***** RECORDS

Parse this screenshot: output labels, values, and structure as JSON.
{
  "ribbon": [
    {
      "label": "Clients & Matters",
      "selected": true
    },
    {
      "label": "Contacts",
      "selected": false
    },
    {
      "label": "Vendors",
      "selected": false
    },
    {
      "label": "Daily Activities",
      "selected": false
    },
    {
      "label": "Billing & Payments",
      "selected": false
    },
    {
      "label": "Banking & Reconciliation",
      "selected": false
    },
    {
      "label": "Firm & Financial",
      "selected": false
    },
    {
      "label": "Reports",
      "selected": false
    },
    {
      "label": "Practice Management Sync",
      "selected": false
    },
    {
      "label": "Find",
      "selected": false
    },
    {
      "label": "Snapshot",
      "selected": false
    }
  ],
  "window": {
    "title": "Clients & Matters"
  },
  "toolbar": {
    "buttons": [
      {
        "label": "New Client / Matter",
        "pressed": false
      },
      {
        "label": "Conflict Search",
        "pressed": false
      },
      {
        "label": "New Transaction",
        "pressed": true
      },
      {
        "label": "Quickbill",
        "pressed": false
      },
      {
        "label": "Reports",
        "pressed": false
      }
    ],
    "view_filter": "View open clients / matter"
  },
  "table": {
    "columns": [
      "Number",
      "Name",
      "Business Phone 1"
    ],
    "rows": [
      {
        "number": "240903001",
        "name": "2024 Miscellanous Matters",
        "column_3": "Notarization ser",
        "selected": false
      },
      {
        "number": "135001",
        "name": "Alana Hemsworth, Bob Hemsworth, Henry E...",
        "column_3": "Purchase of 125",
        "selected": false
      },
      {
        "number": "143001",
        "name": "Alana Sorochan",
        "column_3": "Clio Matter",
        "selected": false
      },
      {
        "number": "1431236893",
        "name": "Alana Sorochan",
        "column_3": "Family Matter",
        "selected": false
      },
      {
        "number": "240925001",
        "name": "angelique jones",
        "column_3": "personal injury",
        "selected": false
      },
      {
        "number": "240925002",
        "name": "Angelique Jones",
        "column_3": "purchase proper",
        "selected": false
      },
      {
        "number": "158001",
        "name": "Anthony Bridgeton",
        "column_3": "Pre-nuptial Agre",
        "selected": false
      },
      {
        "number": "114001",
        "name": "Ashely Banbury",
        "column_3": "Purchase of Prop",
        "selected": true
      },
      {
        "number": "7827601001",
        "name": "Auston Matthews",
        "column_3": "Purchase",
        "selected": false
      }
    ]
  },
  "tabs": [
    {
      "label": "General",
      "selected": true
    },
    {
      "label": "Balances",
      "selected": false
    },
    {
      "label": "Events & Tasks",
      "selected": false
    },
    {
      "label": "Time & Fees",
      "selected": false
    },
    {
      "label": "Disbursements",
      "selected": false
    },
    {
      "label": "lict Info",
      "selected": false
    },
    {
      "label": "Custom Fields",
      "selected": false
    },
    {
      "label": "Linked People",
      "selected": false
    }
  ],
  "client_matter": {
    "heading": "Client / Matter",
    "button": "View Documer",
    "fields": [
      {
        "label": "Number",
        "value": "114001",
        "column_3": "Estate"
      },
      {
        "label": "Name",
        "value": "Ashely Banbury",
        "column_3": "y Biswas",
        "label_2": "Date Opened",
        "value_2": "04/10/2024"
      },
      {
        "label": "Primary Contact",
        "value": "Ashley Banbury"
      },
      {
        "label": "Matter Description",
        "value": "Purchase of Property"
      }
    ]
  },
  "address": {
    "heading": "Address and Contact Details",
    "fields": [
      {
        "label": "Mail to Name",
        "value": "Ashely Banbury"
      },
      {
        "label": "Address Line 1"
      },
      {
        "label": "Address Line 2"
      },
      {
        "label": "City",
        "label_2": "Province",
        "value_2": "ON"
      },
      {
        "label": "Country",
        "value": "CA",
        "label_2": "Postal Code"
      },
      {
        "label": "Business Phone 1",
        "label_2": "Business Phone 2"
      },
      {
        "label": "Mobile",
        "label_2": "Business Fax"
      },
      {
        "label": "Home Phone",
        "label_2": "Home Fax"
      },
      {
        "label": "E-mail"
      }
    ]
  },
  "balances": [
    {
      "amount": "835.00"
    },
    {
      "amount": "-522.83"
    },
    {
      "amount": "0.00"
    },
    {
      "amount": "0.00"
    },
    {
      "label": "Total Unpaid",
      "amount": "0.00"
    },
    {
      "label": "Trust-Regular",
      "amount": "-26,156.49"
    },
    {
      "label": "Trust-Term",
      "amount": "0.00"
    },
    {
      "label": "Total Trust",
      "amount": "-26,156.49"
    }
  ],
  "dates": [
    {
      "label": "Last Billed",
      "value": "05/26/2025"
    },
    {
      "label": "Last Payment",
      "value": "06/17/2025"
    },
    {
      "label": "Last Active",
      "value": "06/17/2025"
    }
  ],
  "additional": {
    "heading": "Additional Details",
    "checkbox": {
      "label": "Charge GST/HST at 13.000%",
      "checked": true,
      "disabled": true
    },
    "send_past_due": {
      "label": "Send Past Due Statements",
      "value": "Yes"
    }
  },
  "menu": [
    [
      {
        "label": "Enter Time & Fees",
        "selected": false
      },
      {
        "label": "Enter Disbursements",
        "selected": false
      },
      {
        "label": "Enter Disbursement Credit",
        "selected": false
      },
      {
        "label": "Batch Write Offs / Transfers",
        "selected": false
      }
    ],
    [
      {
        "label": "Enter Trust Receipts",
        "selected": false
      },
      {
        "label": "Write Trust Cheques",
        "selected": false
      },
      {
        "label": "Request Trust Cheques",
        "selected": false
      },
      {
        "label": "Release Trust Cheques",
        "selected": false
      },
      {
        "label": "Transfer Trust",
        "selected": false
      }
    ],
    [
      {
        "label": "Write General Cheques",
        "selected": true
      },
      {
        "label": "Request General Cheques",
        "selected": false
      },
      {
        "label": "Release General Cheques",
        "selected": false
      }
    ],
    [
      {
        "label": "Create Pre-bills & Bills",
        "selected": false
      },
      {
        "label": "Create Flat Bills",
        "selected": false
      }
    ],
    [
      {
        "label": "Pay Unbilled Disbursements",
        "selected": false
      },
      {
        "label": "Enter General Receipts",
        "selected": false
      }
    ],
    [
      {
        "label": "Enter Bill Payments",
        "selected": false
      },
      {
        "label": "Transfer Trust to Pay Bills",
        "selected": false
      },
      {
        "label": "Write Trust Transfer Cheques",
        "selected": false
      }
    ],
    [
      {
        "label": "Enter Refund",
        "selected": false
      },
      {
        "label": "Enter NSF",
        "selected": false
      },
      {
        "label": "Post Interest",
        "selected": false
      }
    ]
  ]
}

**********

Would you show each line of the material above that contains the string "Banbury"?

◆ WRITTEN REPLY:
        "name": "Ashely Banbury",
        "value": "Ashely Banbury",
        "value": "Ashley Banbury"
        "value": "Ashely Banbury"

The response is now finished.